What you should do —
Search the material for "emoji" and copy each line in which it is found.

Available records —
——————————

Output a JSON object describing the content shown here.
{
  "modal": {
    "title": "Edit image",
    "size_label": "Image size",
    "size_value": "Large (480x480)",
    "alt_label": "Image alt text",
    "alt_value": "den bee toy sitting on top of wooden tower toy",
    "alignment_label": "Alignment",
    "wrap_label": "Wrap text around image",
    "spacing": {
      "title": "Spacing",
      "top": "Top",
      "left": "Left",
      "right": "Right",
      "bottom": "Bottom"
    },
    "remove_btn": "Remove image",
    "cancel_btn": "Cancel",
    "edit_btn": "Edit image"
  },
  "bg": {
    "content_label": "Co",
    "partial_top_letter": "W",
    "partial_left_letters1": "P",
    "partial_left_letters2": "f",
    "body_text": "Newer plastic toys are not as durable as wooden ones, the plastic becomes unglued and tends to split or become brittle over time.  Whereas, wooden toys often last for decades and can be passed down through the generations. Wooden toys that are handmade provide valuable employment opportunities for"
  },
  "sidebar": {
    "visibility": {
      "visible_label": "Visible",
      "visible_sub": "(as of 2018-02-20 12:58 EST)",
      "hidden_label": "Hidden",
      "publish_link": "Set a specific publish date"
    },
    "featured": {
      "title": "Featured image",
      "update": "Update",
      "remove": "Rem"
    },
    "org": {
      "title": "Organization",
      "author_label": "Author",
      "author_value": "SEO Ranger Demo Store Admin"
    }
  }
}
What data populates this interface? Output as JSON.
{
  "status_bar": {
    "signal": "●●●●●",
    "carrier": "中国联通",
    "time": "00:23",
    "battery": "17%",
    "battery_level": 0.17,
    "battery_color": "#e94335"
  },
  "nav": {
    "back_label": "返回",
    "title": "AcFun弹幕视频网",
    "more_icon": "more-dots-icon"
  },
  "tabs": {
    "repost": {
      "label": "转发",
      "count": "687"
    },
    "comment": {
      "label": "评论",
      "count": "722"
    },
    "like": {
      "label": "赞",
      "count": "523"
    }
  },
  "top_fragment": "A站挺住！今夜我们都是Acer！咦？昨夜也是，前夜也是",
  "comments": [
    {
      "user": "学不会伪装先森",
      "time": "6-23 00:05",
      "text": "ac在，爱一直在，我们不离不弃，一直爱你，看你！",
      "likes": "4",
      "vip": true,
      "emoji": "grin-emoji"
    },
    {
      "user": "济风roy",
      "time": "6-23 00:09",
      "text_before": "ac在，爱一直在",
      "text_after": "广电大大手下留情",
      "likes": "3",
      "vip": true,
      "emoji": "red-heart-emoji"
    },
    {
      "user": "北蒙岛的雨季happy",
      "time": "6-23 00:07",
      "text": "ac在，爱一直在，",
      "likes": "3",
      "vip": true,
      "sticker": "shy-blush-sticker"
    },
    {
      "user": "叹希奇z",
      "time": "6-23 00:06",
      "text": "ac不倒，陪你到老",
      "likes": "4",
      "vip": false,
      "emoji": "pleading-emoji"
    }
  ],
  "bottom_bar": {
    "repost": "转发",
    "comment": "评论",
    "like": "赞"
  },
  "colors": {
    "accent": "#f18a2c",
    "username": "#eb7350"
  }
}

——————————

Response below —
      "emoji": "grin-emoji"
      "emoji": "red-heart-emoji"
      "emoji": "pleading-emoji"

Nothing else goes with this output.